cover image WHAT ABOUT THE BIG STUFF? Finding Strength and Moving Forward When the Stakes Are High

WHAT ABOUT THE BIG STUFF? Finding Strength and Moving Forward When the Stakes Are High

Richard Carlson, Author . Hyperion $19.95 (304p) ISBN 978-0-7868-6884-1

In Carlson's bestselling Don't Sweat books, he declares that the right perspective can help everyday troubles seem less worrisome. Here he attempts to answer a question he received from thousands of readers. Tackling the "big stuff"—e.g., death, divorce, illness, September 11—Carlson offers a kind of advanced-level self-help book that's as heartfelt and useful as his "small stuff" guides. "Fortunately, a vast majority... is small stuff.... However, there's no denying that 'big stuff' exists," he admits. The key to handling it, he says, is to prepare by learning how to practice inner peace. If one is ready, according to Carlson, one can better handle pain. Drawing on Eastern and Western religions, he advises readers on mourning a loved one's death ("Healing from a loss is a natural process of life—just as healing from a broken bone is") and coping with why that person had to die so soon ("The first step toward inner peace... is admitting the fact that we simply don't know certain answers"). He also shares Mother Teresa's thoughts on doing "small things with great love"—since cultivating compassion can help one prepare for big stuff—as well as Buddhist philosophies on the power of forgiveness. Many of the messages readers have heard repeatedly in churches, synagogues, memorial services and even on Oprah. But dealing with the repercussions of September 11 and massive job layoffs, people want and need to hear them again. Carlson's many real-life examples of folks going through hard times and hard decisions are right on. (Oct. 1)

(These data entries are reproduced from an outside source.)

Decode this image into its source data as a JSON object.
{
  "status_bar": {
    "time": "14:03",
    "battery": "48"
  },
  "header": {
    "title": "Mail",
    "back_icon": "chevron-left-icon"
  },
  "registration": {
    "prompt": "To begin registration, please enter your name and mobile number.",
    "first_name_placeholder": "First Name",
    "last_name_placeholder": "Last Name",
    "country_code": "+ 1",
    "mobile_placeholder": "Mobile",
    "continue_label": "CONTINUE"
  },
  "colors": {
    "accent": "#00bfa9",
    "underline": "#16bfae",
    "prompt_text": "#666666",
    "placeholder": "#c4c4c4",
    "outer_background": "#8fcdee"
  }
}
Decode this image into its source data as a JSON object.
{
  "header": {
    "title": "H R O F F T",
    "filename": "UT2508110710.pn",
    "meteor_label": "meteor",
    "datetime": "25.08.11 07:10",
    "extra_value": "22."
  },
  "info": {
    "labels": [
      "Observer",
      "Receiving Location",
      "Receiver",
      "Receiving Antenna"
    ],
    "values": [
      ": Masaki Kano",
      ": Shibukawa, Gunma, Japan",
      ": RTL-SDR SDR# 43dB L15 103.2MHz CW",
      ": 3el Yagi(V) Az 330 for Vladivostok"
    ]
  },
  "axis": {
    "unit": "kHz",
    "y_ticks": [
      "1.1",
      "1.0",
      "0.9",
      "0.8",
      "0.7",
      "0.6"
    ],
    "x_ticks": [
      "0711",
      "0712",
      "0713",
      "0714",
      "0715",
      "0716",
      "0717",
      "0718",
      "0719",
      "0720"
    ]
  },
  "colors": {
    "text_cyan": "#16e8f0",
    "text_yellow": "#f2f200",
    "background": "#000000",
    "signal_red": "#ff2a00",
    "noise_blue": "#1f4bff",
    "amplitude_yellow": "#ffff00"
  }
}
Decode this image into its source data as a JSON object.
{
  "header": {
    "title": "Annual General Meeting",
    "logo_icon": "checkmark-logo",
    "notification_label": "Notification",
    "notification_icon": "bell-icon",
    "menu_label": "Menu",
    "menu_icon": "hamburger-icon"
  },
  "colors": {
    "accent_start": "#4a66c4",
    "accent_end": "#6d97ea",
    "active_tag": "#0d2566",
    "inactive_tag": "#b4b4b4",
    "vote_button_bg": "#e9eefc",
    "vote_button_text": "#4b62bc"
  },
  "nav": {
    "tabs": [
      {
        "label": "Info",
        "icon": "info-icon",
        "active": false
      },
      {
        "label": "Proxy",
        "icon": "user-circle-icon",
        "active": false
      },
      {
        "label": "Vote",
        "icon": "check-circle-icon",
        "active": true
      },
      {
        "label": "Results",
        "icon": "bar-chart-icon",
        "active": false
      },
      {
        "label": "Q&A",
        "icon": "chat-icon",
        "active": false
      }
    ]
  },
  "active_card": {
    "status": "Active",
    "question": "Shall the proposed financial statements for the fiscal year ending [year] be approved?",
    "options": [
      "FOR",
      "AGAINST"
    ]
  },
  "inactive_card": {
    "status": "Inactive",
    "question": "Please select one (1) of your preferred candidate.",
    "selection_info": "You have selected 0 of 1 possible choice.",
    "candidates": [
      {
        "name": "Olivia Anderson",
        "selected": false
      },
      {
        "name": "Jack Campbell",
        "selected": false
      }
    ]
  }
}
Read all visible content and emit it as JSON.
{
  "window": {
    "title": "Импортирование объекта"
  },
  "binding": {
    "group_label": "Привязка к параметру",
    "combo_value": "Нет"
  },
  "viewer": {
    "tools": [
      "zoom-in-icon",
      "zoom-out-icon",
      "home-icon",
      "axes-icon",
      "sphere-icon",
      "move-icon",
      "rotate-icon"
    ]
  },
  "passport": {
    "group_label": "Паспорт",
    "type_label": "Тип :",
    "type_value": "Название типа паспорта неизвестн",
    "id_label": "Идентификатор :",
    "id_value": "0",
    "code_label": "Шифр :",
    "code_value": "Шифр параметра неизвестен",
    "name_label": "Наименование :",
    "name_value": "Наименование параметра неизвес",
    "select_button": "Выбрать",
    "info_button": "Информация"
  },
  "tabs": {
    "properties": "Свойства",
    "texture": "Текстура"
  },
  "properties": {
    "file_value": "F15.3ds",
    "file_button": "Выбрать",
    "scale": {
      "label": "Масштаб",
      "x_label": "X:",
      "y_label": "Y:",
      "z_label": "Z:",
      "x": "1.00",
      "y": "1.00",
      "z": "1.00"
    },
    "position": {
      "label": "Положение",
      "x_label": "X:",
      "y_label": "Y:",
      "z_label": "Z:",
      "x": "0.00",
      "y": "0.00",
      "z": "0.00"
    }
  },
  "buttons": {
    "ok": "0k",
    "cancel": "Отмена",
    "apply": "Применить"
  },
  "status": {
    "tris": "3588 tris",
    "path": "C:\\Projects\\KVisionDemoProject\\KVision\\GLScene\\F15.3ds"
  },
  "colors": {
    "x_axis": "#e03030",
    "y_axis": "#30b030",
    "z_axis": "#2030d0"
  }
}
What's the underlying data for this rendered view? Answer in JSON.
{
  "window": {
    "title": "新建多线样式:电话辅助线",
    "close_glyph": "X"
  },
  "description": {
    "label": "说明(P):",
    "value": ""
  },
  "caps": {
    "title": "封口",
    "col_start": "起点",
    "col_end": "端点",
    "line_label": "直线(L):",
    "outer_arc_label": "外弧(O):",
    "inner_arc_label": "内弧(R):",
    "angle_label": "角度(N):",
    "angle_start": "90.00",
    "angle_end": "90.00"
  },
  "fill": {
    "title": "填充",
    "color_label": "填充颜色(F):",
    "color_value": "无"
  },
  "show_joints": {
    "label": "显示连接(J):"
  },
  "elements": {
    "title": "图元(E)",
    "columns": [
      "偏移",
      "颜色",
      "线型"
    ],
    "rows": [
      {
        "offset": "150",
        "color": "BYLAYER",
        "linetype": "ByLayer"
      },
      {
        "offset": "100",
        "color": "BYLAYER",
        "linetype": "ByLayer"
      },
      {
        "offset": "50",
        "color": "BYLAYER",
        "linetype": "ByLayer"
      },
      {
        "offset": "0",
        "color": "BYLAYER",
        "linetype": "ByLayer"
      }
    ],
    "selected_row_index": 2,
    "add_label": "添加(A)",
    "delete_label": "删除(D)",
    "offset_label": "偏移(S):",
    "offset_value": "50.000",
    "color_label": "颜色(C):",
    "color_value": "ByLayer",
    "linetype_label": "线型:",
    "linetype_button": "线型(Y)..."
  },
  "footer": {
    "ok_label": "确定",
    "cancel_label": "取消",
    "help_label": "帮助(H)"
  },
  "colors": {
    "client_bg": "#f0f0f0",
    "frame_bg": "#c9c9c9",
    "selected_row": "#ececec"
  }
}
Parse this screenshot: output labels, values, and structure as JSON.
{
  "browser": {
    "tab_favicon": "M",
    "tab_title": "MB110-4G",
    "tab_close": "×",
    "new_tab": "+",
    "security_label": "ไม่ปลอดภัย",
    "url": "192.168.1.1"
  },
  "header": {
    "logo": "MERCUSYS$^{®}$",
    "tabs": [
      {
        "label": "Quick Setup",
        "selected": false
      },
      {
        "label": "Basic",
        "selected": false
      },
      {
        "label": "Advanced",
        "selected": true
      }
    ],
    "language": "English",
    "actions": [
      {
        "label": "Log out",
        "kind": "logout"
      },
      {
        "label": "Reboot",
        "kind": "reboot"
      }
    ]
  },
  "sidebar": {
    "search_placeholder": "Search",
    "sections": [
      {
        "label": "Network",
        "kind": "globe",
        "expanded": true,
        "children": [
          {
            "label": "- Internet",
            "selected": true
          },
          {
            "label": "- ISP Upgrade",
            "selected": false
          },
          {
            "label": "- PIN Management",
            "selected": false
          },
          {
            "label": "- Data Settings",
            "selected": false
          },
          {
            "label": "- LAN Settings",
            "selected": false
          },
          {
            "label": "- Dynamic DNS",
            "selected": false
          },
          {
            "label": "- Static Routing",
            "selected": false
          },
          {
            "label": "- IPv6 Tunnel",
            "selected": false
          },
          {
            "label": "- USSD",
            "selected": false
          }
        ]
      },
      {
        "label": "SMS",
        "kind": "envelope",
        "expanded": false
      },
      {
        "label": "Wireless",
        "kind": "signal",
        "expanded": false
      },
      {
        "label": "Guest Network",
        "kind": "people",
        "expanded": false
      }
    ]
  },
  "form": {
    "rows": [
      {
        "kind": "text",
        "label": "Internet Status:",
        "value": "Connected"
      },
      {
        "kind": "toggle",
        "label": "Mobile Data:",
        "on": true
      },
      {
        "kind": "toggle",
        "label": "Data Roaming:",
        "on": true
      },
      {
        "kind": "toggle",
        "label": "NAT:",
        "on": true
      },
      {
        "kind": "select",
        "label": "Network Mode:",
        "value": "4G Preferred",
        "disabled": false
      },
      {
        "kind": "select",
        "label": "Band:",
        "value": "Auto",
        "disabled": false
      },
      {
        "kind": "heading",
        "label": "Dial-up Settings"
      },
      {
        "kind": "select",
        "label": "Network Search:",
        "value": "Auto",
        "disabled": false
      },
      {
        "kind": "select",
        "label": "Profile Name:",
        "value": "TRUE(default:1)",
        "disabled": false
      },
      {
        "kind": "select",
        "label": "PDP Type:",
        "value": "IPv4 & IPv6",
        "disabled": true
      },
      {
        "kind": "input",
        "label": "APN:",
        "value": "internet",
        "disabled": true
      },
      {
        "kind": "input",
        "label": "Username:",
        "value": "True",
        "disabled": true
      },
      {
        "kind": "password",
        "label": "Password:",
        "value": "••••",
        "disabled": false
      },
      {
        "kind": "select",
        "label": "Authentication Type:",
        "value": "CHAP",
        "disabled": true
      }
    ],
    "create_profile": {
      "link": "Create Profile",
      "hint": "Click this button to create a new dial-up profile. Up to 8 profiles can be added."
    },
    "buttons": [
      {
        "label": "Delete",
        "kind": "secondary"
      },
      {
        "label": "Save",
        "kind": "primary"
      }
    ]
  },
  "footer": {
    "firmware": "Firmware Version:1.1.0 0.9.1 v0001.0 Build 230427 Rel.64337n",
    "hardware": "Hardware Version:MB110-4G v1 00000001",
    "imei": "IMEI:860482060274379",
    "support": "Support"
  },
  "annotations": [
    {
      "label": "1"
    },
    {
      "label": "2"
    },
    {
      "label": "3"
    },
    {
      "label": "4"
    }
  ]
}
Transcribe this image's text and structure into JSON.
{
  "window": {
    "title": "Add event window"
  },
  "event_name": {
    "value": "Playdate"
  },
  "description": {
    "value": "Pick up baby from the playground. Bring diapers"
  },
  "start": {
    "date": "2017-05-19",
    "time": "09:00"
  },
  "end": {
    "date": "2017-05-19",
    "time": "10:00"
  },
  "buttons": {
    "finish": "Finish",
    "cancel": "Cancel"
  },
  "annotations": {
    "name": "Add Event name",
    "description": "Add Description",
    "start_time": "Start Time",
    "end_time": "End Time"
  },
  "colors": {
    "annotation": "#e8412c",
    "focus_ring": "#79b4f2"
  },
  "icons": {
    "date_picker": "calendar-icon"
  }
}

Forecast:There are more than 21 million copies of the Don't Sweat books in print, and Carlson's loyal fans will unquestionably pick up this latest offering, which Hyperion will also make available in audio. A Good Morning America appearance and ads in USA Today should boost sales.